  The Posterior Ramus runs backward through a space which is bounded above and below by the necks of the ribs, medially by the body of a vertebra, and laterally by an anterior costotransverse ligament. It gives off a spinal branch which enters the vertebral canal through the intervertebral foramen and is distributed to the medulla spinalis and its membranes and the vertebræ. It then courses over the transverse process with the posterior division of the thoracic nerve, supplies branches to the muscles of the back and cutaneous branches which accompany the corresponding cutaneous branches of the posterior division of the nerve.

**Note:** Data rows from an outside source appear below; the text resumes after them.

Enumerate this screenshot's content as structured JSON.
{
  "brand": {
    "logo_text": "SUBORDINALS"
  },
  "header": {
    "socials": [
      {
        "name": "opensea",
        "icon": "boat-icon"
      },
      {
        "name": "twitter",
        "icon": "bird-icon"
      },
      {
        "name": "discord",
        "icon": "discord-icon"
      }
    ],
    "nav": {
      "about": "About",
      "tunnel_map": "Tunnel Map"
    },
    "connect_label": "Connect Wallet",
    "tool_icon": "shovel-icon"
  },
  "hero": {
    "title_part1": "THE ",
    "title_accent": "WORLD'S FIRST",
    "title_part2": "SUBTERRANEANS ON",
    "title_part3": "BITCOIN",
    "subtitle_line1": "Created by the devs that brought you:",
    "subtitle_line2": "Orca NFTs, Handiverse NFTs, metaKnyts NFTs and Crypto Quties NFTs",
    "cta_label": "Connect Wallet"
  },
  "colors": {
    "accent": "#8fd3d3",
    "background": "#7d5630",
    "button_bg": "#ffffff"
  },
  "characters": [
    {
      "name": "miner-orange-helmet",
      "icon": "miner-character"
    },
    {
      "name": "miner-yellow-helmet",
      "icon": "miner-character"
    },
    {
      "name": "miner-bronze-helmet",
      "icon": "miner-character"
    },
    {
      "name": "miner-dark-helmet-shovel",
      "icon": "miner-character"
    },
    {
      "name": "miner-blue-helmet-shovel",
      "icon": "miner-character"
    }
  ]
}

  The subcostal arteries, so named because they lie below the last ribs, constitute the lowest pair of branches derived from the thoracic aorta, and are in series with the intercostal arteries. Each passes along the lower border of the twelfth rib behind the kidney and in front of the Quadratus lumborum muscle, and is accompanied by the twelfth thoracic nerve. It then pierces the posterior aponeurosis of the Transversus abdominis, and, passing forward between this muscle and the Obliquus internus, anastomoses with the superior epigastric, lower intercostal, and lumbar arteries. Each subcostal artery gives off a posterior branch which has a similar distribution to the posterior ramus of an intercostal artery.
  The superior phrenic branches are small and arise from the lower part of the thoracic aorta; they are distributed to the posterior part of the upper surface of the diaphragm, and anastomose with the musculophrenic and pericardiacophrenic arteries.
  A small aberrant artery is sometimes found arising from the right side of the thoracic aorta near the origin of the right bronchial. It passes upward and to the right behind the trachea and the esophagus, and may anastomose with the highest right intercostal artery. It represents the remains of the right dorsal aorta, and in a small proportion of cases is enlarged to form the first part of the right subclavian artery.
Human Body > VI. The Arteries > The Descending Aorta